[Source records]

════════════════

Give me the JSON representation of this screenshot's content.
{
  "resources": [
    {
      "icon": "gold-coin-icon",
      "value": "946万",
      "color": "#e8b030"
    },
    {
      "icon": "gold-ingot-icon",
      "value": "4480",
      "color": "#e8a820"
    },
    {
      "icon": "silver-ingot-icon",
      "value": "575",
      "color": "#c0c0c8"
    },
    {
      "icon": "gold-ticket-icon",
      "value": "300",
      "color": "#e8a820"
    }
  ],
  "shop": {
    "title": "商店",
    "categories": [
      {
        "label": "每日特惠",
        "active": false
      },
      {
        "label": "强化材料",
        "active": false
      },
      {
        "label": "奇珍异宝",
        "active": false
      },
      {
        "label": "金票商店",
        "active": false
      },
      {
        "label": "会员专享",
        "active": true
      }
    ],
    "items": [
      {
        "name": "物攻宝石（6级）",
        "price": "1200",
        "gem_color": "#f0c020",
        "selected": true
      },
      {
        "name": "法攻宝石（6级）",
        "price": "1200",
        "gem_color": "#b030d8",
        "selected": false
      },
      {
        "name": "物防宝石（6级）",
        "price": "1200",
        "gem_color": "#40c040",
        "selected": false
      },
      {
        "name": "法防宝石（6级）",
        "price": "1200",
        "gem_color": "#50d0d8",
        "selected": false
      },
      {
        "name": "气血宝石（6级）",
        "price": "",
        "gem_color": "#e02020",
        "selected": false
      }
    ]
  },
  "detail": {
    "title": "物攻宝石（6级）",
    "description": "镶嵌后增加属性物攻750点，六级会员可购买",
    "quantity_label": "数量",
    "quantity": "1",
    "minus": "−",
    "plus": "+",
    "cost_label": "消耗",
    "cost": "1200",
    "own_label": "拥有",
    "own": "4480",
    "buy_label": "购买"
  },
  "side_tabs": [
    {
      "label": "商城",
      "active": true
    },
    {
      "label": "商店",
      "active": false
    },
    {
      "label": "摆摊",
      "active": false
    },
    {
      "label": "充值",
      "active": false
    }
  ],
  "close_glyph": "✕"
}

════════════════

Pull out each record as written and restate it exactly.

Exercise response:
Give me the JSON representation of this screenshot's content.
{
  "resources": [
    {
      "icon": "gold-coin-icon",
      "value": "946万",
      "color": "#e8b030"
    },
    {
      "icon": "gold-ingot-icon",
      "value": "4480",
      "color": "#e8a820"
    },
    {
      "icon": "silver-ingot-icon",
      "value": "575",
      "color": "#c0c0c8"
    },
    {
      "icon": "gold-ticket-icon",
      "value": "300",
      "color": "#e8a820"
    }
  ],
  "shop": {
    "title": "商店",
    "categories": [
      {
        "label": "每日特惠",
        "active": false
      },
      {
        "label": "强化材料",
        "active": false
      },
      {
        "label": "奇珍异宝",
        "active": false
      },
      {
        "label": "金票商店",
        "active": false
      },
      {
        "label": "会员专享",
        "active": true
      }
    ],
    "items": [
      {
        "name": "物攻宝石（6级）",
        "price": "1200",
        "gem_color": "#f0c020",
        "selected": true
      },
      {
        "name": "法攻宝石（6级）",
        "price": "1200",
        "gem_color": "#b030d8",
        "selected": false
      },
      {
        "name": "物防宝石（6级）",
        "price": "1200",
        "gem_color": "#40c040",
        "selected": false
      },
      {
        "name": "法防宝石（6级）",
        "price": "1200",
        "gem_color": "#50d0d8",
        "selected": false
      },
      {
        "name": "气血宝石（6级）",
        "price": "",
        "gem_color": "#e02020",
        "selected": false
      }
    ]
  },
  "detail": {
    "title": "物攻宝石（6级）",
    "description": "镶嵌后增加属性物攻750点，六级会员可购买",
    "quantity_label": "数量",
    "quantity": "1",
    "minus": "−",
    "plus": "+",
    "cost_label": "消耗",
    "cost": "1200",
    "own_label": "拥有",
    "own": "4480",
    "buy_label": "购买"
  },
  "side_tabs": [
    {
      "label": "商城",
      "active": true
    },
    {
      "label": "商店",
      "active": false
    },
    {
      "label": "摆摊",
      "active": false
    },
    {
      "label": "充值",
      "active": false
    }
  ],
  "close_glyph": "✕"
}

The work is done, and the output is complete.